6 March 2008

Thinking Outside the Job Description Box

Today’s assistants are computer savvy, smart and up-and-coming, and consider themselves professionals in the workplace. They are no longer stuck within the job description box, but have the freedom to break out of the mould and redefine their roles and sometimes even change their careers.

Employers have begun to recognize our changing roles in the workplace and some have reflected that by changing our title from “secretary” to titles that more accurately describe the positions we are performing in our organizations such as:
  • Legal Assistant
  • Personal Assistant or Personal Aide
  • Medical Assistant
  • Executive Assistant
  • Office Coordinator, etc.
Administrative assistants are highly skilled in many areas and sometimes we take it for granted, not recognizing where we could go with our skills. Here are some ideas to get you thinking in that direction.

Event Planning:

Event planning is a big industry that looks for people who are skilled in planning big events without a hitch. What better candidate to take on that role as a career, than the assistant who regularly plans events from small meetings to large conferences.

Marketing:

An assistant who has a marketing flare with a creative mind can branch out into editing or writing. Those who are skilled at regularly thinking on their feet as they come up with solutions and ideas both on the computer and on the job might be able to step into this role.

Some examples would be managing a company website, creating, editing and writing a company newsletter or creating promotional materials, invitations and brochures for marketing events. This can be a rewarding career change for those suited to this type of work.

Finance:

An assistant with a head for numbers may be able to move into finance in an accounting or a tax firm. Some assistants regularly manage small budgets when planning functions or have bookkeeping responsibilities and work regularly on spreadsheets. Those with experience in this area might enjoy this type of career move.

Professional Organizer:

Organization is a must if you are an assistant. One of our main duties is to keep our bosses organized. While being organized seems natural to us because of the nature of our jobs, some people are not organized and need help and are looking for skilled and organized people to do the job for them.

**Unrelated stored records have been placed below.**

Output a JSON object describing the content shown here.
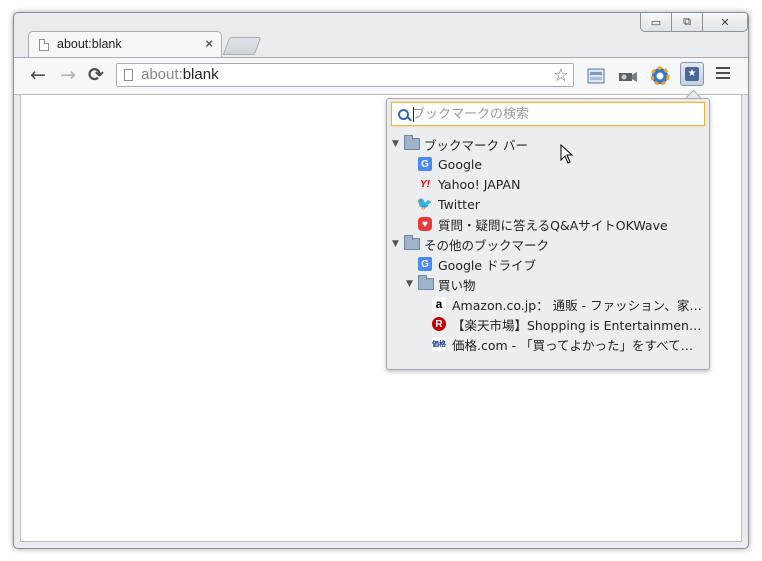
{
  "window": {
    "controls": {
      "minimize": "▭",
      "maximize": "⧉",
      "close": "✕"
    }
  },
  "tab": {
    "title": "about:blank",
    "close": "×"
  },
  "toolbar": {
    "back": "←",
    "forward": "→",
    "reload": "⟳",
    "url_scheme": "about:",
    "url_host": "blank",
    "star": "☆",
    "bookmarks_button": "★",
    "menu_icon": "hamburger-menu-icon"
  },
  "bookmarks_popup": {
    "search_placeholder": "ブックマークの検索",
    "items": [
      {
        "type": "folder",
        "expanded": true,
        "label": "ブックマーク バー",
        "level": 0
      },
      {
        "type": "link",
        "icon": "G",
        "label": "Google",
        "level": 1
      },
      {
        "type": "link",
        "icon": "Y!",
        "label": "Yahoo! JAPAN",
        "level": 1
      },
      {
        "type": "link",
        "icon": "🐦",
        "label": "Twitter",
        "level": 1
      },
      {
        "type": "link",
        "icon": "♥",
        "label": "質問・疑問に答えるQ&AサイトOKWave",
        "level": 1
      },
      {
        "type": "folder",
        "expanded": true,
        "label": "その他のブックマーク",
        "level": 0
      },
      {
        "type": "link",
        "icon": "G",
        "label": "Google ドライブ",
        "level": 1
      },
      {
        "type": "folder",
        "expanded": true,
        "label": "買い物",
        "level": 1
      },
      {
        "type": "link",
        "icon": "a",
        "label": "Amazon.co.jp： 通販 - ファッション、家…",
        "level": 2
      },
      {
        "type": "link",
        "icon": "R",
        "label": "【楽天市場】Shopping is Entertainment! …",
        "level": 2
      },
      {
        "type": "link",
        "icon": "価格",
        "label": "価格.com - 「買ってよかった」をすべての…",
        "level": 2
      }
    ]
  }
}
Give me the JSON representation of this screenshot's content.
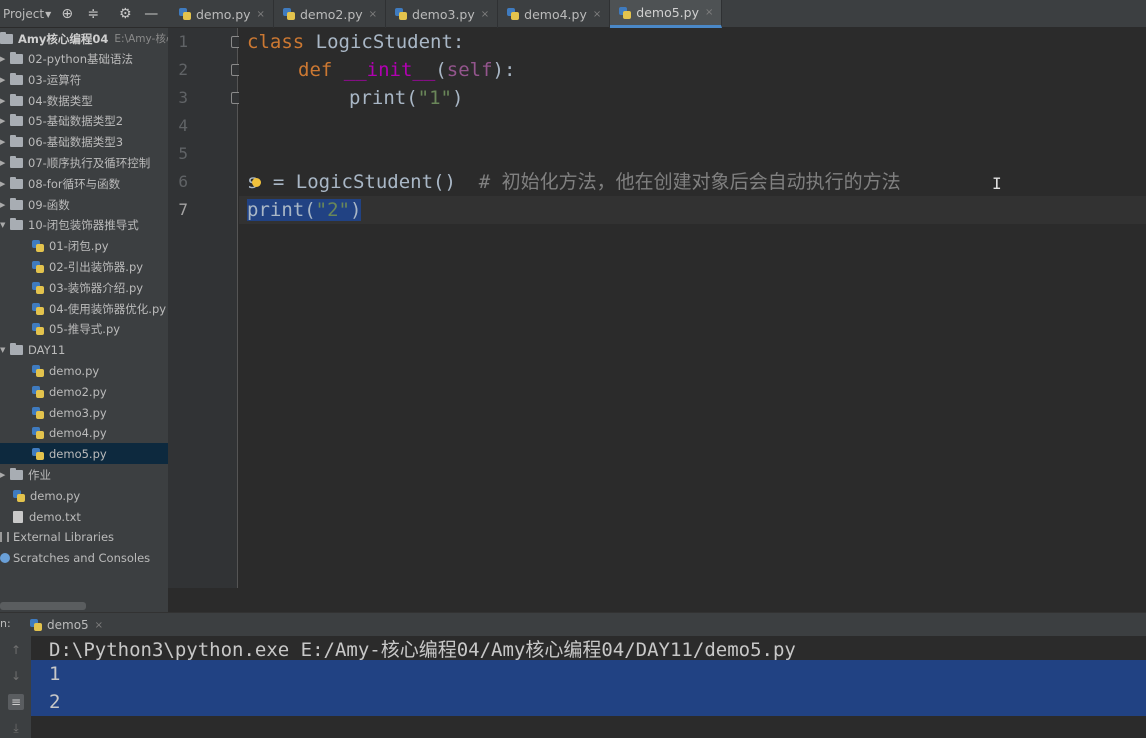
{
  "project_toolbar": {
    "title": "Project"
  },
  "tabs": [
    {
      "label": "demo.py",
      "close": "×"
    },
    {
      "label": "demo2.py",
      "close": "×"
    },
    {
      "label": "demo3.py",
      "close": "×"
    },
    {
      "label": "demo4.py",
      "close": "×"
    },
    {
      "label": "demo5.py",
      "close": "×"
    }
  ],
  "tree": {
    "root": {
      "name": "Amy核心编程04",
      "path": "E:\\Amy-核心"
    },
    "folders": [
      "02-python基础语法",
      "03-运算符",
      "04-数据类型",
      "05-基础数据类型2",
      "06-基础数据类型3",
      "07-顺序执行及循环控制",
      "08-for循环与函数",
      "09-函数",
      "10-闭包装饰器推导式"
    ],
    "closure_files": [
      "01-闭包.py",
      "02-引出装饰器.py",
      "03-装饰器介绍.py",
      "04-使用装饰器优化.py",
      "05-推导式.py"
    ],
    "day11": {
      "name": "DAY11",
      "files": [
        "demo.py",
        "demo2.py",
        "demo3.py",
        "demo4.py",
        "demo5.py"
      ]
    },
    "homework": "作业",
    "root_files": [
      "demo.py",
      "demo.txt"
    ],
    "external": "External Libraries",
    "scratches": "Scratches and Consoles"
  },
  "line_numbers": [
    "1",
    "2",
    "3",
    "4",
    "5",
    "6",
    "7"
  ],
  "code": {
    "l1_kw": "class",
    "l1_rest": " LogicStudent:",
    "l2_kw": "def",
    "l2_method": "__init__",
    "l2_open": "(",
    "l2_self": "self",
    "l2_close": "):",
    "l3_call": "print(",
    "l3_str": "\"1\"",
    "l3_end": ")",
    "l6_a": "s",
    "l6_b": " = LogicStudent()  ",
    "l6_comment": "# 初始化方法，他在创建对象后会自动执行的方法",
    "l7_call": "print(",
    "l7_str": "\"2\"",
    "l7_end": ")"
  },
  "run": {
    "prefix": "n:",
    "tab": "demo5",
    "close": "×",
    "command": "D:\\Python3\\python.exe E:/Amy-核心编程04/Amy核心编程04/DAY11/demo5.py",
    "outputs": [
      "1",
      "2"
    ]
  },
  "colors": {
    "keyword": "#cc7832",
    "string": "#6a8759",
    "comment": "#808080",
    "selection": "#214283",
    "accent": "#4a88c7"
  }
}
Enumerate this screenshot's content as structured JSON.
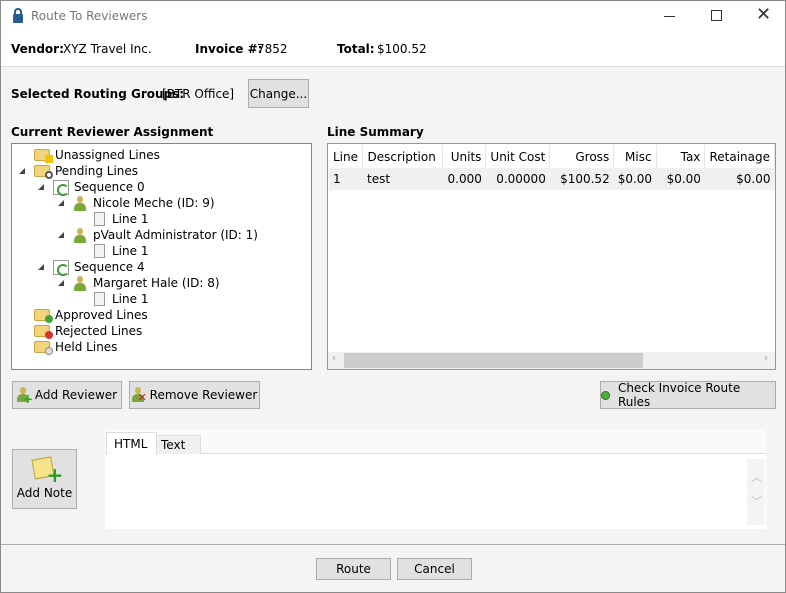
{
  "window": {
    "title": "Route To Reviewers",
    "controls": [
      "minimize",
      "maximize",
      "close"
    ]
  },
  "header": {
    "vendor_label": "Vendor:",
    "vendor": "XYZ Travel Inc.",
    "invoice_label": "Invoice #:",
    "invoice": "7852",
    "total_label": "Total:",
    "total": "$100.52"
  },
  "routing": {
    "label": "Selected Routing Groups:",
    "value": "[BTR Office]",
    "change_button": "Change..."
  },
  "tree": {
    "title": "Current Reviewer Assignment",
    "nodes": [
      {
        "label": "Unassigned Lines",
        "icon": "folder-warning-icon"
      },
      {
        "label": "Pending Lines",
        "icon": "folder-search-icon"
      },
      {
        "label": "Sequence 0",
        "icon": "sequence-icon"
      },
      {
        "label": "Nicole Meche (ID: 9)",
        "icon": "user-icon"
      },
      {
        "label": "Line 1",
        "icon": "document-icon"
      },
      {
        "label": "pVault Administrator (ID: 1)",
        "icon": "user-icon"
      },
      {
        "label": "Line 1",
        "icon": "document-icon"
      },
      {
        "label": "Sequence 4",
        "icon": "sequence-icon"
      },
      {
        "label": "Margaret Hale (ID: 8)",
        "icon": "user-icon"
      },
      {
        "label": "Line 1",
        "icon": "document-icon"
      },
      {
        "label": "Approved Lines",
        "icon": "folder-approved-icon"
      },
      {
        "label": "Rejected Lines",
        "icon": "folder-rejected-icon"
      },
      {
        "label": "Held Lines",
        "icon": "folder-held-icon"
      }
    ]
  },
  "line_summary": {
    "title": "Line Summary",
    "columns": [
      "Line",
      "Description",
      "Units",
      "Unit Cost",
      "Gross",
      "Misc",
      "Tax",
      "Retainage"
    ],
    "rows": [
      [
        "1",
        "test",
        "0.000",
        "0.00000",
        "$100.52",
        "$0.00",
        "$0.00",
        "$0.00"
      ]
    ]
  },
  "buttons": {
    "add_reviewer": "Add Reviewer",
    "remove_reviewer": "Remove Reviewer",
    "check_rules": "Check Invoice Route Rules",
    "add_note": "Add Note",
    "route": "Route",
    "cancel": "Cancel"
  },
  "note": {
    "tabs": [
      "HTML",
      "Text"
    ],
    "active_tab": "HTML"
  }
}
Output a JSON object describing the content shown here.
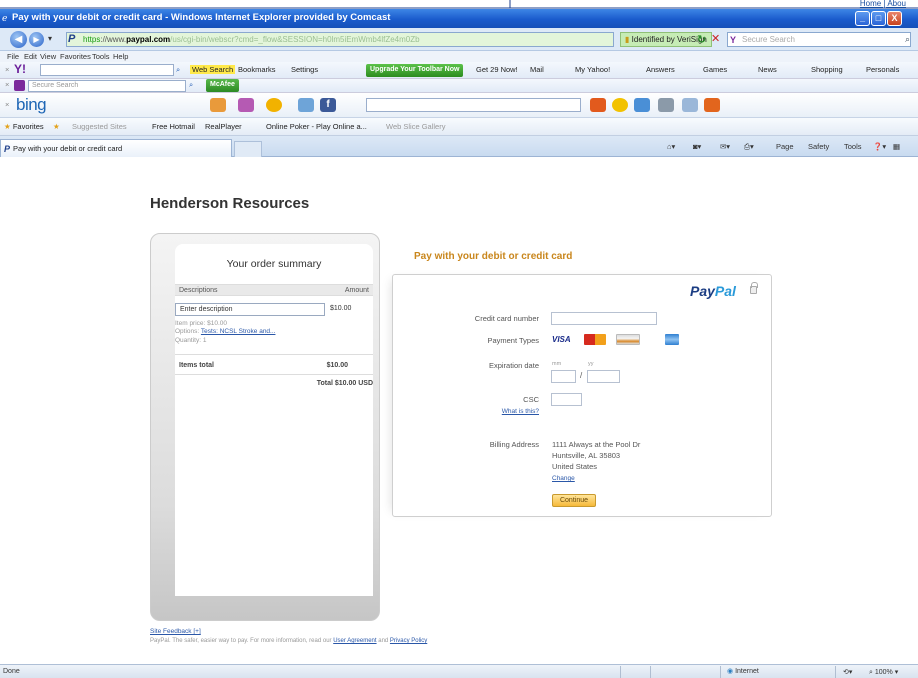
{
  "top_links": {
    "text": "Home | Abou"
  },
  "window": {
    "title": "Pay with your debit or credit card - Windows Internet Explorer provided by Comcast",
    "minimize": "_",
    "maximize": "□",
    "close": "X"
  },
  "address_bar": {
    "scheme": "https",
    "domain": "paypal.com",
    "rest": "/us/cgi-bin/webscr?cmd=_flow&SESSION=h0lm5iEmWmb4lfZe4m0Zb",
    "identity": "Identified by VeriSign",
    "search_placeholder": "Secure Search"
  },
  "menu": {
    "items": [
      "File",
      "Edit",
      "View",
      "Favorites",
      "Tools",
      "Help"
    ]
  },
  "yahoo_toolbar": {
    "web_search": "Web Search",
    "bookmarks": "Bookmarks",
    "settings": "Settings",
    "upgrade": "Upgrade Your Toolbar Now",
    "get_now": "Get 29 Now!",
    "mail": "Mail",
    "my_yahoo": "My Yahoo!",
    "answers": "Answers",
    "games": "Games",
    "news": "News",
    "shopping": "Shopping",
    "personals": "Personals",
    "secure_search_placeholder": "Secure Search",
    "mcafee": "McAfee"
  },
  "bing": {
    "logo": "bing"
  },
  "favorites_bar": {
    "favorites": "Favorites",
    "suggested": "Suggested Sites",
    "hotmail": "Free Hotmail",
    "realplayer": "RealPlayer",
    "poker": "Online Poker - Play Online a...",
    "slice_gallery": "Web Slice Gallery"
  },
  "tab": {
    "title": "Pay with your debit or credit card"
  },
  "command_bar": {
    "page": "Page",
    "safety": "Safety",
    "tools": "Tools"
  },
  "page": {
    "merchant": "Henderson Resources",
    "summary": {
      "title": "Your order summary",
      "col_description": "Descriptions",
      "col_amount": "Amount",
      "description_input": "Enter description",
      "item_amount": "$10.00",
      "item_price": "Item price: $10.00",
      "options_label": "Options:",
      "options_link": "Tests: NCSL Stroke and...",
      "quantity": "Quantity: 1",
      "items_total_label": "Items total",
      "items_total_value": "$10.00",
      "grand_total": "Total $10.00 USD"
    },
    "pay": {
      "heading": "Pay with your debit or credit card",
      "paypal_pay": "Pay",
      "paypal_pal": "Pal",
      "cc_number_label": "Credit card number",
      "payment_types_label": "Payment Types",
      "visa": "VISA",
      "expiration_label": "Expiration date",
      "exp_mm_hint": "mm",
      "exp_yy_hint": "yy",
      "exp_separator": "/",
      "csc_label": "CSC",
      "csc_help": "What is this?",
      "billing_label": "Billing Address",
      "billing_lines": [
        "1111 Always at the Pool Dr",
        "Huntsville, AL 35803",
        "United States"
      ],
      "change": "Change",
      "continue": "Continue"
    },
    "footer": {
      "site_feedback": "Site Feedback [+]",
      "text": "PayPal. The safer, easier way to pay. For more information, read our",
      "user_agreement": "User Agreement",
      "and": "and",
      "privacy": "Privacy Policy"
    }
  },
  "status_bar": {
    "status": "Done",
    "zone": "Internet",
    "zoom": "100%"
  }
}
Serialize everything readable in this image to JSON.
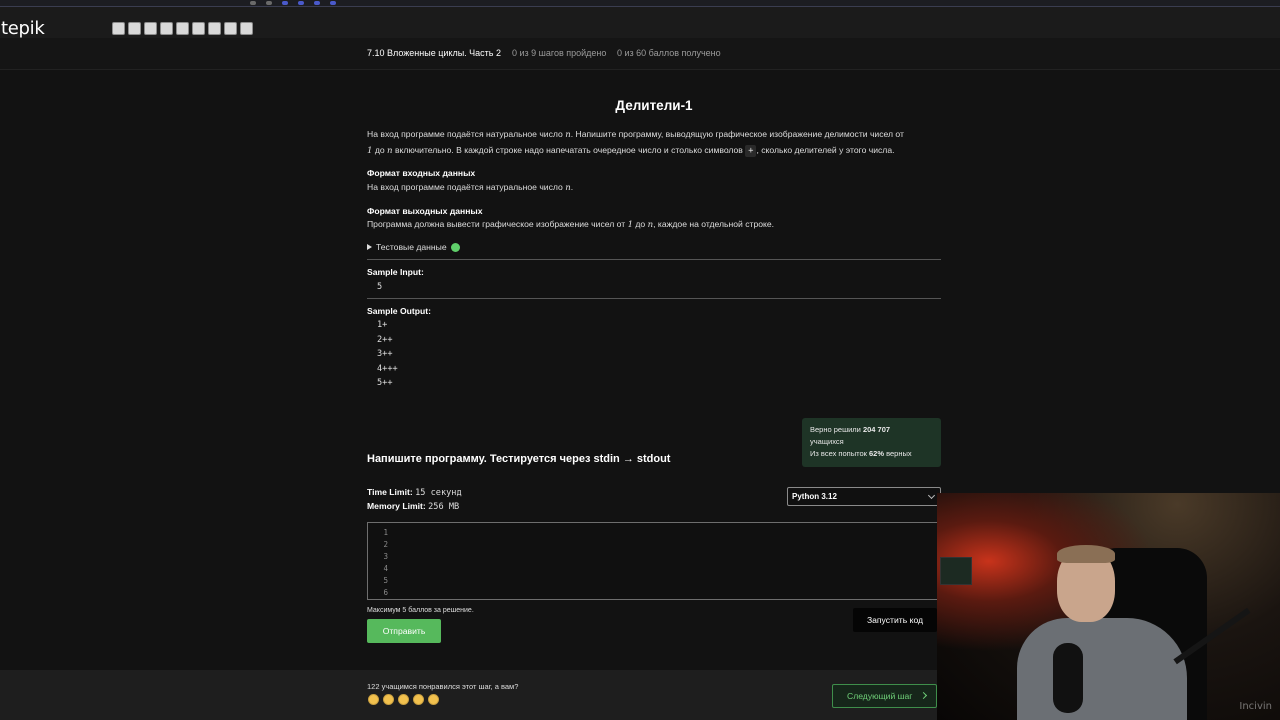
{
  "header": {
    "logo_text": "tepik",
    "step_count": 9
  },
  "lesson": {
    "title": "7.10 Вложенные циклы. Часть 2",
    "steps_progress": "0 из 9 шагов пройдено",
    "points_progress": "0 из 60 баллов  получено"
  },
  "problem": {
    "title": "Делители-1",
    "intro_part1": "На вход программе подаётся натуральное число ",
    "var_n": "n",
    "intro_part2": ". Напишите программу, выводящую графическое изображение делимости чисел от",
    "intro_one": "1",
    "intro_to": " до ",
    "intro_part3": " включительно. В каждой строке надо напечатать очередное число и столько символов ",
    "plus_symbol": "+",
    "intro_part4": ", сколько делителей у этого числа.",
    "input_format_title": "Формат входных данных",
    "input_format_text": "На вход программе подаётся натуральное число ",
    "input_format_end": ".",
    "output_format_title": "Формат выходных данных",
    "output_format_text": "Программа должна вывести графическое изображение чисел от ",
    "output_format_end": ", каждое на отдельной строке.",
    "tests_label": "Тестовые данные",
    "sample_input_label": "Sample Input:",
    "sample_input": [
      "5"
    ],
    "sample_output_label": "Sample Output:",
    "sample_output": [
      "1+",
      "2++",
      "3++",
      "4+++",
      "5++"
    ]
  },
  "stats": {
    "solved_prefix": "Верно решили ",
    "solved_count": "204 707",
    "solved_suffix": "учащихся",
    "attempts_prefix": "Из всех попыток ",
    "attempts_percent": "62%",
    "attempts_suffix": " верных"
  },
  "code_task": {
    "title": "Напишите программу. Тестируется через stdin → stdout",
    "time_limit_label": "Time Limit:",
    "time_limit_value": "15 секунд",
    "memory_limit_label": "Memory Limit:",
    "memory_limit_value": "256 MB",
    "language": "Python 3.12",
    "line_numbers": [
      "1",
      "2",
      "3",
      "4",
      "5",
      "6"
    ],
    "max_points_note": "Максимум 5 баллов за решение.",
    "submit_label": "Отправить",
    "run_label": "Запустить код"
  },
  "footer": {
    "likes_text": "122 учащимся понравился этот шаг, а вам?",
    "rating_count": 5,
    "next_step_label": "Следующий шаг"
  },
  "webcam": {
    "watermark": "Incivin"
  },
  "colors": {
    "accent_green": "#56b95c",
    "stats_bg": "#1e3426",
    "page_bg": "#121212"
  }
}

Working Within Your Current Job:

Someone who wants to remain in their Administrative Assistant position but spread their wings, can work with their supervisor and HR Manager to develop and change their role by specializing in certain areas and do more of the things they enjoy and are good at.

Administrative Assistants have a list of things they specialize in including business writing, proofreading, minute taking, meeting planning, travel agent, desktop publishing, editing, public relations and client liaison to name a few.

Some assistants have expanded their role to that of an executive assistant which sometimes means performing the role of an office manager.

Working our way out of a job

Kim began as an administrative assistant and has now become the HR Manager of a major law firm.

Sue is an IT specialist who started out as an administrative assistant with a knack for computers and made it work for her as a career.

Elizabeth began as an administrative assistant in an accounting firm and has become a junior chartered accountant.

What do these three women have in common?
  • They each had a desire to pursue a different area of interest and they changed their direction and worked themselves into a new career.
  • They each had forward-thinking employers who allowed them to have vision and encouraged them to work towards their goal and made room for that new role within their organization.
  • They each took the initiative to get appropriate training and education to better equip them in the areas they were interested in.
Our jobs are not limited to just being a “secretary”. We may need to look at courses that will help us reach our goals, but the possibilities can be endless when we think outside the box.

2 comments:

Jodith said...

I think you've just described my career *laughs*.

I started out in the world as an EMT, moved into dispatch, and when a job opened up in the office, began working in customer billing.

That job lead to becoming an accounting clerk with a big medical school, where I also started learning word processing.

That lead me to a job as a receptionist/admin asst for a small graphic arts firm. I was only there a year, but picked up some valuable lessons in graphic design that are still helping me today.

I eventually worked my way up to Executive Assistant at a large software company. When my boss moved to a new job across the country, and I didn't like the new boss, I took the tech support knowledge I'd learned as the assistant in the department and deployed it into a job in tech support.

When a later job as admin asst to the head of HR at a university lead to a layoff when that boss left me, the combination of the HR knowledge I'd gleaned there and the tech knowledge I'd gained at the software company led me to my current position at a small non-profit, where I wear the hat of Executive Assistant, but also do benefits administration, manage the hiring process, and handle the tech support for two office, as well as producing newsletters and mailers for our development committee.

And the moral of this long drawn out story is, wherever you find yourself, learn as much as you can from those around you. Don't be afraid to ask questions and seek to take classes to learn more. You never know where those skills might take you in the future.

Patricia Robb said...

Yes, it does sound like I wrote that article just for you...
We wear so many hats as an admin asst. and I think sometimes we underestimate what we do and how valuable we are to our companies.
I was at an IAAP meeting and we had some people speaking on event planning and all I could think when I was listening to him was that I do that all the time, from making travel arrangements to arranging big conferences. Just all a part of the job for an admin assistant. That's what made me want to write this article.
Thanks for your comments. Very appropriate for this post.

Patricia